In 1980 our high school had a large group of refugees from S.E. Asia. They didn't mix with the American students. I saw the Asian students there in their own classroom and was overcome with curiosity, so I volunteered to be a peer tutor. I was endlessly fascinated by these students and their lives before America. They told me about Vietnam and Laos and Cambodia, they taught me to eat with chopsticks and to love fish sauce, and they shared their heartbreak. I learned about wearing little red scarves in school, family members who were dead or missing, exchanges of hoarded gold for room on creaky boats which set out in pirate-infested waters, and refugee camps with monotonous meals of canned beans and rice.
In college I worked as a tutor in the Asian center, and again spent many hours with my students learning about their pre-America lives. There was the shy accounting student who told me he was a "sky soldier" with long hair and a big gun in Laos, the vivacious math student who talked about the shock of using a western toilet on the airplane, and fragile Coung with the amazing literary skills who wrote of her escape from Vietnam in broken English that sounded like poetry.
I began to learn a little Vietnamese and could make small jokes with my new friends. They persuaded me to perform at their Tet celebration that year. A young woman taught me an old Vietnamese folk song, and another loaned me her ao dai--the traditional long dress worn by Vietnamese women.
That night the auditorium was packed. I hadn't anticipated so many people watching me sing with my weak voice. The celebration started with the presentation of the South Vietnamese flag and the melancholy music of their national anthem. I found myself in tears thinking of so many people exiled from their homes.
When I appeared on stage in my borrowed ao dai the audience applauded. I sang in Vietnamese about a girl who rebels against her parents to see her boyfriend and then lies about it. I asked in English, "Do you believe me?" and the audience roared "NO!" I shrugged my shoulders and said, "Neither did my mother!" Their laughter carried generosity toward my off-key singing, along with amusement and appreciation for my heavily accented Vietnamese.
For years after that performance almost any time I was in a local Vietnamese restaurant someone would approach me and excitedly point and name the song.
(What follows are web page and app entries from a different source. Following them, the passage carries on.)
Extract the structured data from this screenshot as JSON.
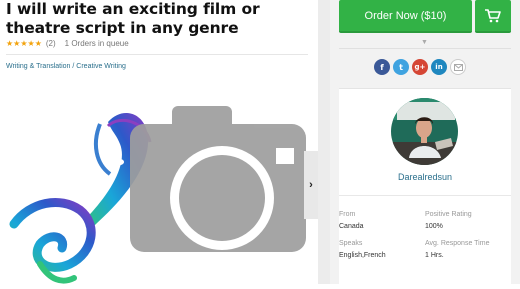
{
  "gig": {
    "title": "I will write an exciting film or theatre script in any genre",
    "stars": "★★★★★",
    "review_count": "(2)",
    "queue": "1 Orders in queue",
    "category": "Writing & Translation / Creative Writing",
    "rating_value": 5,
    "rating_max": 5
  },
  "gallery": {
    "next_glyph": "›"
  },
  "order": {
    "label": "Order Now ($10)"
  },
  "colors": {
    "brand_green": "#32b246",
    "link_blue": "#2a6f8c",
    "star_gold": "#f2a20c",
    "facebook": "#3b5998",
    "twitter": "#3fa3e0",
    "googleplus": "#d54635",
    "linkedin": "#1f87bf"
  },
  "share": {
    "icons": [
      "facebook-icon",
      "twitter-icon",
      "google-plus-icon",
      "linkedin-icon",
      "email-icon"
    ],
    "facebook_glyph": "f",
    "twitter_glyph": "t",
    "google_glyph": "g+",
    "linkedin_glyph": "in"
  },
  "seller": {
    "name": "Darealredsun",
    "from_label": "From",
    "from_value": "Canada",
    "positive_label": "Positive Rating",
    "positive_value": "100%",
    "speaks_label": "Speaks",
    "speaks_value": "English,French",
    "response_label": "Avg. Response Time",
    "response_value": "1 Hrs."
  }
}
Just a few years ago a waitress approached me as I was eating pho, a kind of noodle soup. "Aren't you Jennifer?" she asked.
My relationships within the Vietnamese community here helped to fuel my curiosity and interest in that part of the world. Their friendliness and generosity encouraged me to think that I'd be safe traveling in foreign lands. Since those college days I have studied Chinese and Japanese, and lived and worked and studied and traveled throughout Asia.
I feel so much gratitude toward the Vietnamese people here in the Twin Cities, for their kindness and willingness to share their stories and culture with me. I have often felt a sense of wonder that such a terrible tragedy in a place so far away could have ripple effects that influenced my life in a positive way. Their presence here truly opened the world to me, and I'm always humbled to recall that their presence in my life is a result of war.
In all these years I have not managed to make it to Vietnam. It's at the top of my travel list now, and I eagerly read accounts of other people's travels there. I hope to get there soon. I've always suspected it will feel like coming home.